Anxiously attached people fear being alone and tend to go from relationship to relationship. Usually, those unions end because their neediness and poor conflict resolution scare partners off. They spend little time in the dating pool before finding a new love interest.

Independence over connection

Since avoidants value independence over deep connection, they will often bail when things get serious. Or they will never get past the non-exclusive phase to take the relationship to the next level.

They often see nothing wrong with their style as their minds have programmed them to view themselves highly and others critically. They believe their self-sufficiency equates with strength.

These are the people who consistently find something wrong with potential partners (no one is good enough). Or subconsciously push people away when they get too close.

You might recognize this quality in previous people who shut down attempts at deep conversation. Or who refused to discuss matters that would help both of you grow and understand each other.

It can be confusing when they seem so nice and outgoing, but refuse to leave the surface. You might start to second guess yourself and feel like you’re wrong for wanting more.

It’s also possible you’ve been avoidant and now realize those traits have prevented you from finding a fulfilling relationship.

Healing avoidant attachment

avoidant attachment and dating

If you want to move away from avoidant attachment and towards an intimate relationship, you need not pretend to be someone you’re not. Though minds are malleable and can transform through hard work, I don’t believe in fake it till you make it.

I do believe in understanding the hallmarks of avoidant attachment style in dating (read Attached) so you can see it in yourself and others. Then, steer clear of those who share your type and seek out securely attached partners instead.

As mentioned, these gems are more rare and, as a result, it will take longer to find one. In the meantime, view dating as a growth process. Rather than feeling defeated, take the opportunity to learn more about yourself.

View dating as a growth process.
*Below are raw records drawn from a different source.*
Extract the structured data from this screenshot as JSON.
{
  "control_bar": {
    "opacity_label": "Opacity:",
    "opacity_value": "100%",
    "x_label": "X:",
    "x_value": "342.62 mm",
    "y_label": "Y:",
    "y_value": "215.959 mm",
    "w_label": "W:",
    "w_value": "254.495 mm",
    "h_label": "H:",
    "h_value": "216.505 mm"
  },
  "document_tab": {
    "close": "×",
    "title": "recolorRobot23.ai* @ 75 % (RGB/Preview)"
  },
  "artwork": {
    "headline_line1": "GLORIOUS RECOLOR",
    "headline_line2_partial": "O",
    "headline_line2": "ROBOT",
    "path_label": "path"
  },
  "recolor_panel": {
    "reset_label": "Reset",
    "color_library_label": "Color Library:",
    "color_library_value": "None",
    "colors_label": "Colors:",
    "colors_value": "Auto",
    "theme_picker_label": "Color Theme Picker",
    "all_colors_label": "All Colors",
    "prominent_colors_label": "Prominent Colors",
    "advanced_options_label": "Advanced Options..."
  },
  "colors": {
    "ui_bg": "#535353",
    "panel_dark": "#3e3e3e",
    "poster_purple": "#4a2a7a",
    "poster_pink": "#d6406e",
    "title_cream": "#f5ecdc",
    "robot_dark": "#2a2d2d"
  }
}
Rather than feeling defeated, take the opportunity to learn more about yourself. Click To Tweet

Remain open to self-examination and change. Are you making excuses not to see someone again? Withholding your thoughts and feelings for fear of moving closer?

You don’t have to give up your independence for a relationship. If you prefer to see someone once a week rather than every day, that’s not bad at the beginning.

When things get more serious and you need time alone, let the person know. Denying your true feelings will only bring up old habits of pushing people away. Open communication is key to a successful relationship.

If someone pushes your buttons, that may be a sign they’ve arrived to help you work on yourself. But it may also serve as a warning to run for the hills.

Each situation is unique and as you pay attention to your triggers and heal your attachment style, you’ll trust yourself to make healthier decisions. These informed choices move you closer to that connected, lasting relationship you desire.